Local authorities’ support in community mobilization and sub-national levels’ (provinces and districts) contribution in implementing priority programmes are important.

Support Needed

From the Government:

  • Ensure stronger support and collaboration from other sectors in implementing health sector reform Phase II (2016-2020) by holding the National Commission to implement Health Sector Reform set by PM Decree 029 regularly;
  • Allocate at least 9% of the national budget to the health sector; and,
  • Continue to allocate quotas and more qualified staff to the health sector every year, and continue to monitor percentages of health center without any midwife.

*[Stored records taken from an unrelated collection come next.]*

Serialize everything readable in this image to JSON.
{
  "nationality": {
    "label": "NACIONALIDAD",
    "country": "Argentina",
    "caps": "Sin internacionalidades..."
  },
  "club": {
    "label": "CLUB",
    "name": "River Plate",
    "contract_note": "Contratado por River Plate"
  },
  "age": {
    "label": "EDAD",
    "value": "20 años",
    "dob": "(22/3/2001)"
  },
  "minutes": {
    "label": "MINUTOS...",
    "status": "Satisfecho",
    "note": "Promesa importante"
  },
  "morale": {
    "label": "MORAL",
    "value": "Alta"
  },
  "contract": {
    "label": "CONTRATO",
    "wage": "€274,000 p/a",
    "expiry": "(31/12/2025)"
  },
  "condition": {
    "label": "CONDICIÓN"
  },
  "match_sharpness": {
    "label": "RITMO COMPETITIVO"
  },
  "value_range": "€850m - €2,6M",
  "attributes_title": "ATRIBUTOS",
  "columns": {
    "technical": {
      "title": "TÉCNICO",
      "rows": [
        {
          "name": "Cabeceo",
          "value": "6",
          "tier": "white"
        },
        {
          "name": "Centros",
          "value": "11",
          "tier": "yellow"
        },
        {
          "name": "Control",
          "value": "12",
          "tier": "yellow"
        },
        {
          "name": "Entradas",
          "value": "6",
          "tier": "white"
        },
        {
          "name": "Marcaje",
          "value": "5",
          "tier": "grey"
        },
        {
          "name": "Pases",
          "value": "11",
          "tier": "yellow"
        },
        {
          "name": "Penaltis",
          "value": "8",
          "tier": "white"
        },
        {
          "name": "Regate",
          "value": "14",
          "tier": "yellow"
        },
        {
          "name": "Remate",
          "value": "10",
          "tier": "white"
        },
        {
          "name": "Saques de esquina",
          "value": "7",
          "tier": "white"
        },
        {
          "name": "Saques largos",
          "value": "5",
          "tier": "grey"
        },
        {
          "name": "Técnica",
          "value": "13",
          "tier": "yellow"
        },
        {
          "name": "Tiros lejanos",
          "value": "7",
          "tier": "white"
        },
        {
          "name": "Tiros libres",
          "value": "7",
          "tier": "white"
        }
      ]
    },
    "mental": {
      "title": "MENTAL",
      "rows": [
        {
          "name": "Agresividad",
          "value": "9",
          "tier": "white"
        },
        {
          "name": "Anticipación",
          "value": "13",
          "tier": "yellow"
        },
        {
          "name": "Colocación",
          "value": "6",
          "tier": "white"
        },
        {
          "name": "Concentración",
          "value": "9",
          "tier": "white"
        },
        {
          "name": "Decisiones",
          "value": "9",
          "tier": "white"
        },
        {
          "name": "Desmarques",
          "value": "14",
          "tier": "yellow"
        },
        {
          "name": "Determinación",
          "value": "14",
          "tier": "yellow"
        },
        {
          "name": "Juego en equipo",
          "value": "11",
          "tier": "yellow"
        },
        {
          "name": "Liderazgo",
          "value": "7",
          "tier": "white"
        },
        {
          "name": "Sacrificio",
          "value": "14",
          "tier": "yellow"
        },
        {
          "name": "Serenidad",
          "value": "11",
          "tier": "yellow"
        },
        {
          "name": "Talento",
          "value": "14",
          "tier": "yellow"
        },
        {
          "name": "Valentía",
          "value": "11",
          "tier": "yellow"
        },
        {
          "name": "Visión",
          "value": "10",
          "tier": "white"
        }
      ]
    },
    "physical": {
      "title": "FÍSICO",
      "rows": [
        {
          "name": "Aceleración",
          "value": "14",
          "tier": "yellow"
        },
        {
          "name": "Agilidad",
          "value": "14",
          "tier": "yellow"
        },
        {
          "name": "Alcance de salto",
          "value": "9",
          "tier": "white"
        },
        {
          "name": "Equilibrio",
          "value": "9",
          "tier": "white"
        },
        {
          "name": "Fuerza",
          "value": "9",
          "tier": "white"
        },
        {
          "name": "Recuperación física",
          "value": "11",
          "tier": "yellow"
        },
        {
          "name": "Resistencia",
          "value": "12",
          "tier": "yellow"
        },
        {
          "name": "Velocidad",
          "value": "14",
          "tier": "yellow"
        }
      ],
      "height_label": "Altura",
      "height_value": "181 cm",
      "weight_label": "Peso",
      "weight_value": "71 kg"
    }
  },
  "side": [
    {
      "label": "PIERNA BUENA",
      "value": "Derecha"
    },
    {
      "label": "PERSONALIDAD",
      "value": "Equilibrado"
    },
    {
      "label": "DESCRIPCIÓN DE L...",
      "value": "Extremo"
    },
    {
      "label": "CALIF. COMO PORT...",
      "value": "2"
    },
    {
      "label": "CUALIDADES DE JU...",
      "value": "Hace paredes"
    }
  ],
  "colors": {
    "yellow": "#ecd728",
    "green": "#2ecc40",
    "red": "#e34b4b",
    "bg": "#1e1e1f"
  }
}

From Development Partners:

  • Jointly and effectively support the sector planning, implementation and monitoring by the sector-wide coordination mechanism to be agreed by the Ministry of Health and Development Partners for effective coordination.

Sub-Sector Working Groups

The Health Sector Working Group includes six Sub-Sector Working Groups

  • Planning & Finance
    Chairs – Department of Planning and International Cooperation and Department of Finance, Ministry of Health
  • Human Resources
    Chair – Department of Training and Education for Health, Ministry of Health
  • Mother & Child Health & Nutrition
    Chair – Department of Hygiene and Health Promotion Prevention, Ministry of Health
  • Health Care
    Chair – Department of Health Care, Ministry of Health
  • Food & Drugs
    Chair – Department of Food and Drugs, Ministry of Health
  • Hygiene & Health Promotion
    Chair – Department of Hygiene and Health Promotion, Ministry of Health

SWG Secretariat Contacts

  • Ms. Toumlakhone Rattanavong, Chief of International Cooperation Division, Department of Planning and International Cooperation, MOH, Tel: 020 5541 9255
  • Dr. Hiromi OBARA, Health Policy Advisor, JICA, Tel: 021 241100